Mulch for a potato empire
COMES now a fine letter from Donald Mainwaring, who tells of his student days in Scotland when he hied the harried haggis o'er the doon and watched old Ben Lomond toss the caber across Loch Bagel. He says the finest-flavored potatoes ever to grace his gullet were grown in Ayrshire on seaweed fertilizer, and he wonders why we, up to our ears in Maine seaweed, do not apply it to our potato gardens. Aye. A-weel, a-weel, Mon, the truth is that I want no better potatoes than the Green Mountains I grow on barnyard encouragement, laced by a slap of 5-10-10. I refer Mr. Mainwaring to his library for another look at that wise short tale by Nathaniel MacHawthorne, ``The Birthmark,'' which didacticates about perfecting perfection. As Bobbie Burns so well put it while ploughing in Ayrshire, mickel a muckel mookles a wheedly tardle. Just take ain o' my lovelies and gie it an unco bake, add a daud o' butter, and then ask what the poor people are eating! Seaweed, indeed.
On the other hand, seaweed -- rockweed in Maine -- has a salubrity when applied to sass, and its use is well understood here. More than one Highlander, and Lowlander too, came to cut fish in Maine's early days and felt immediately at home on our barren islands and along our rocky coast. A good Maine granite ledge is as good as any croft in peat-reeking Glen Uig, and the only way to sprout a seed in those days was to lay it on a rock and cover it with seaweed.
``Just like home!'' said every Scot in Maine, as he creeled rockweed. The potato cuttings could be laid in a row on the ledge, covered with rockweed, and in a day or three shoots would appear. That was it. As mulch, rockweed held the rain, kept down the weeds, and as decomposition accrued it nourished the crop. No cultivating, no hoeing. You could go to The Bank and fish cod all summer and come home to find your potatoes ready to dig. Except you didn't have to dig 'em -- just pull the rockweed away and there they were on the rock waiting to be picked up.

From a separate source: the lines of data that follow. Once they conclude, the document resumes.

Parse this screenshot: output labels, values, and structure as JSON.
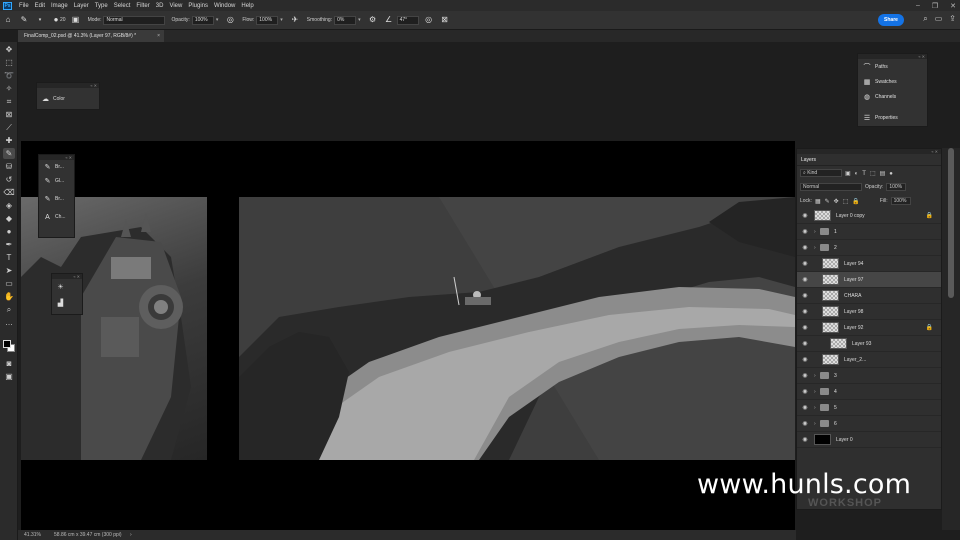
{
  "app": {
    "logo": "Ps"
  },
  "menu": [
    "File",
    "Edit",
    "Image",
    "Layer",
    "Type",
    "Select",
    "Filter",
    "3D",
    "View",
    "Plugins",
    "Window",
    "Help"
  ],
  "options": {
    "brush_size": "20",
    "mode_label": "Mode:",
    "mode_value": "Normal",
    "opacity_label": "Opacity:",
    "opacity_value": "100%",
    "flow_label": "Flow:",
    "flow_value": "100%",
    "smoothing_label": "Smoothing:",
    "smoothing_value": "0%",
    "angle_value": "47°",
    "share_label": "Share"
  },
  "document": {
    "tab_title": "FinalComp_02.psd @ 41.3% (Layer 97, RGB/8#) *"
  },
  "color_panel": {
    "label": "Color"
  },
  "brush_panel": {
    "items": [
      "Br...",
      "Gl...",
      "Br...",
      "Ch..."
    ]
  },
  "right_panel": {
    "items": [
      "Paths",
      "Swatches",
      "Channels",
      "Properties"
    ]
  },
  "layers_panel": {
    "title": "Layers",
    "filter_value": "Kind",
    "blend_mode": "Normal",
    "opacity_label": "Opacity:",
    "opacity_value": "100%",
    "lock_label": "Lock:",
    "fill_label": "Fill:",
    "fill_value": "100%",
    "rows": [
      {
        "name": "Layer 0 copy",
        "type": "layer",
        "indent": 0,
        "locked": true,
        "selected": false
      },
      {
        "name": "1",
        "type": "group",
        "indent": 0,
        "locked": false,
        "selected": false
      },
      {
        "name": "2",
        "type": "group",
        "indent": 0,
        "locked": false,
        "selected": false
      },
      {
        "name": "Layer 94",
        "type": "layer",
        "indent": 1,
        "locked": false,
        "selected": false
      },
      {
        "name": "Layer 97",
        "type": "layer",
        "indent": 1,
        "locked": false,
        "selected": true
      },
      {
        "name": "CHARA",
        "type": "layer",
        "indent": 1,
        "locked": false,
        "selected": false
      },
      {
        "name": "Layer 98",
        "type": "layer",
        "indent": 1,
        "locked": false,
        "selected": false
      },
      {
        "name": "Layer 92",
        "type": "layer",
        "indent": 1,
        "locked": true,
        "selected": false
      },
      {
        "name": "Layer 93",
        "type": "layer",
        "indent": 2,
        "locked": false,
        "selected": false
      },
      {
        "name": "Layer_2...",
        "type": "layer",
        "indent": 1,
        "locked": false,
        "selected": false
      },
      {
        "name": "3",
        "type": "group",
        "indent": 0,
        "locked": false,
        "selected": false
      },
      {
        "name": "4",
        "type": "group",
        "indent": 0,
        "locked": false,
        "selected": false
      },
      {
        "name": "5",
        "type": "group",
        "indent": 0,
        "locked": false,
        "selected": false
      },
      {
        "name": "6",
        "type": "group",
        "indent": 0,
        "locked": false,
        "selected": false
      },
      {
        "name": "Layer 0",
        "type": "layer-black",
        "indent": 0,
        "locked": false,
        "selected": false
      }
    ]
  },
  "status": {
    "zoom": "41.31%",
    "dims": "58.86 cm x 39.47 cm (300 ppi)"
  },
  "watermark": {
    "text": "www.hunls.com",
    "logo_text": "WORKSHOP"
  },
  "colors": {
    "share": "#1473e6",
    "panel": "#323232",
    "canvas_bg": "#1e1e1e"
  }
}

Rockweed gets torn by the action of the ocean, and the tides waft it to the shore. By spring a sort of windrow of rockweed lines the high-water mark, and with a pitchfork a man can soon gather enough for his garden. When used on good soil, decomposed rockweed makes excellent humus. But it is for casual gardens mostly, and those close to the water. Aroostook County, which is Maine's potato empire, lies too far inland for commercial use of rockweed. Then, coastal flavors are not always relished by highland people, and rockweed is biodegradable. As it lies moist and active in the hot summer sun, doing its all for the potatoes, the rich ooze that it generously adds to the tillage also imparts an olfactory effluvium to the periphery, so that a crow flying over will usually go around. The ungathered rockweed along the shore does the same thing, but is accepted by the tourists as oceanic ozone and healthful invigoration. Having your own tincture on your own garden in your own back yard is another matter, and a rockweed potato patch in a built-up section will likely reduce your popularity.
There's another consideration these days. Since the coast of Maine was bought up by summercaters, we regulars hesitate with some of our traditional and residual customs. I suppose there isn't a seasonal resident from the Piscataqua to the Passamaquoddy who has the slightest use for rockweed, except to cover an occasional clambake, but the appearance of somebody out front of the cottage gathering the stuff would cause some dismay. Summercaters tend to be possessive, even though private ownership ends at the tideline, right where rockweed begins. It would be awkward, I think, for a gardener to be faced with the haughty query, ``And what exactly do you think you're doing?'' Were I to go for rockweed, I think I would put my skiff in at the town landing and motor out to an untenanted island. That would take time and be a lot of work, so I'm back where I started.